SUTHERLAND SPRINGS, Texas (AP) — Authorities have reviewed video from inside the small-town Texas church where a gunman killed more than two dozen people, including footage that shows the assailant shooting victims in the head during Sunday services, a U.S. official said Wednesday.
The official’s account of the video is consistent with statements made by survivors of the attack. The official was not authorized to discuss the matter publicly and spoke to The Associated Press on the condition of anonymity.
The same U.S. official confirmed that the attacker’s cellphone was an iPhone and that the FBI had not yet asked Apple for help obtaining data from the device.
The church regularly recorded its services, and the footage investigators have seen shows several minutes of the attack because there was “no one to turn it off,” according to a law enforcement official who has seen the video. The official also spoke on condition of anonymity because that person was not authorized to speak publicly about an ongoing investigation.
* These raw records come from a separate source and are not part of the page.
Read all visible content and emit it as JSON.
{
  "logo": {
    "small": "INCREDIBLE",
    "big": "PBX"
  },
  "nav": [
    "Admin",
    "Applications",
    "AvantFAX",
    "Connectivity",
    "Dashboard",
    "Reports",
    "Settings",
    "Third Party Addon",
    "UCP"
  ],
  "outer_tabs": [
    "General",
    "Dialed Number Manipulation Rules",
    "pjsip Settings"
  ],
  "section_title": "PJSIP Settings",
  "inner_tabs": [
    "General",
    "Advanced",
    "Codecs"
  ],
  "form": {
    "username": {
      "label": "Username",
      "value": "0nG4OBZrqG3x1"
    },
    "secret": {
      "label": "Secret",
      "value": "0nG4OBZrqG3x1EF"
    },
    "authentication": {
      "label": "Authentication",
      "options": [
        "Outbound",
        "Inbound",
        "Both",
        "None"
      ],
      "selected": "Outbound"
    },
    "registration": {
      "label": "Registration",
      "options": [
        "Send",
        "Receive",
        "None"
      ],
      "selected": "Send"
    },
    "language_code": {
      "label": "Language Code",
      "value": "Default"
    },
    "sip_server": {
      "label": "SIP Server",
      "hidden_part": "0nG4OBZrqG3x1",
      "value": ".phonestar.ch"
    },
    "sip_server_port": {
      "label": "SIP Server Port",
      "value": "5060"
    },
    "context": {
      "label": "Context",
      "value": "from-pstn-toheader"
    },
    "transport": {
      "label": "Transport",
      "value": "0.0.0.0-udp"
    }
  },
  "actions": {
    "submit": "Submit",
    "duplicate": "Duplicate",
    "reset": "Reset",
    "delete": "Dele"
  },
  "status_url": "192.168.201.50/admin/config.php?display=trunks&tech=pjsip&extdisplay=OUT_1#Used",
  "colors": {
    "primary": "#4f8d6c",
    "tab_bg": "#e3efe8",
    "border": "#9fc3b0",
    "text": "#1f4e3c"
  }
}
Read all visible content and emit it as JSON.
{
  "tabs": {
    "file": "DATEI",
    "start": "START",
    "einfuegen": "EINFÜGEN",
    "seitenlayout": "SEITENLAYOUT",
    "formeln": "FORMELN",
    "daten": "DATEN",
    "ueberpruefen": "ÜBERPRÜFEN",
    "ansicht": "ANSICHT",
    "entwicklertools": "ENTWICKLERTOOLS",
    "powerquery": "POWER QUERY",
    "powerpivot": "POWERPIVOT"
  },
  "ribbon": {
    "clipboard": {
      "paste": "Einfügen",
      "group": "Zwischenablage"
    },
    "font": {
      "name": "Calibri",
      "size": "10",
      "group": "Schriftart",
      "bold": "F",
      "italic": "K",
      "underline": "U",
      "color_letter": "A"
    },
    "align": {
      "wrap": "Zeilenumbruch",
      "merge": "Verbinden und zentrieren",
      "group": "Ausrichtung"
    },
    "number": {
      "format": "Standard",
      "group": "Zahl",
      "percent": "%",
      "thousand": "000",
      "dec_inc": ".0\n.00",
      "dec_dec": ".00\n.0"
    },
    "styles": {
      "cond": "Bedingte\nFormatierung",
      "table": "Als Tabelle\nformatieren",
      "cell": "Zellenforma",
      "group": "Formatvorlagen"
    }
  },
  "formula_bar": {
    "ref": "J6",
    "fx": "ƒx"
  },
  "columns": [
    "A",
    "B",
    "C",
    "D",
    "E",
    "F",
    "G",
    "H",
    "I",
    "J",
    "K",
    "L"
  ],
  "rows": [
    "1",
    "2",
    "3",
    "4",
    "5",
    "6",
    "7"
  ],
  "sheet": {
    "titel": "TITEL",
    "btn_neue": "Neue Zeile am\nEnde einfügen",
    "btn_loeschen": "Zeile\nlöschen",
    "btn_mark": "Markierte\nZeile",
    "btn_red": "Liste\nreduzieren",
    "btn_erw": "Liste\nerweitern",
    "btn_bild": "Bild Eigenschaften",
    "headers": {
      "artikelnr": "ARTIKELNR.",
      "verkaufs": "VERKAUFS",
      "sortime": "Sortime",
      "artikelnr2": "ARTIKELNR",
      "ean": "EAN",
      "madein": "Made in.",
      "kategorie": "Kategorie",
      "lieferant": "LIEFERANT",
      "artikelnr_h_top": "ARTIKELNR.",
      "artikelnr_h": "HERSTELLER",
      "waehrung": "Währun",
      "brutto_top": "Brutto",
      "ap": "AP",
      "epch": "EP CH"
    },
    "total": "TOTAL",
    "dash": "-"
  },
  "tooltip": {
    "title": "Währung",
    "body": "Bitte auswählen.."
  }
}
The law enforcement official was among those who went inside the First Baptist Church in Sutherland Springs after the attack and said several of the pews were overturned, although it was unclear if that was from the attack or from rescue efforts. Bullets had splintered the walls and pews, leaving shards of wood all over the floors.
On Tuesday, the agent in charge of the FBI’s San Antonio division said agents had not been able to retrieve data from Devin Patrick Kelley’s cellphone.
Apple contacted the FBI to offer technical advice after learning that the bureau was trying to access the phone, according to a person familiar with the discussions who spoke on the condition of anonymity because of their sensitivity.
Depending on the model of iPhone and what security features it had, FBI agents might have had a short window to use alternative methods to access its data.
For instance, if the iPhone used Apple’s Touch ID fingerprint sensing system, agents could have tried placing the dead gunman’s finger on the phone to unlock it. But that would only have worked within 48 hours of the last time the phone was locked.
Meanwhile, more details emerged about the gunman’s past. School records showed that Kelley was a disciplinary problem in high school.
In fall 2006, Kelley’s sophomore year, he was suspended and sent to an alternative school for two months after an unspecified drug-related incident.
He was suspended twice as a junior and three times as a senior for reasons including “insubordination,” “profane language/gestures” and “dishonest/false records.”
With each passing year at New Braunfels High School, his grades slipped as well, according to the records.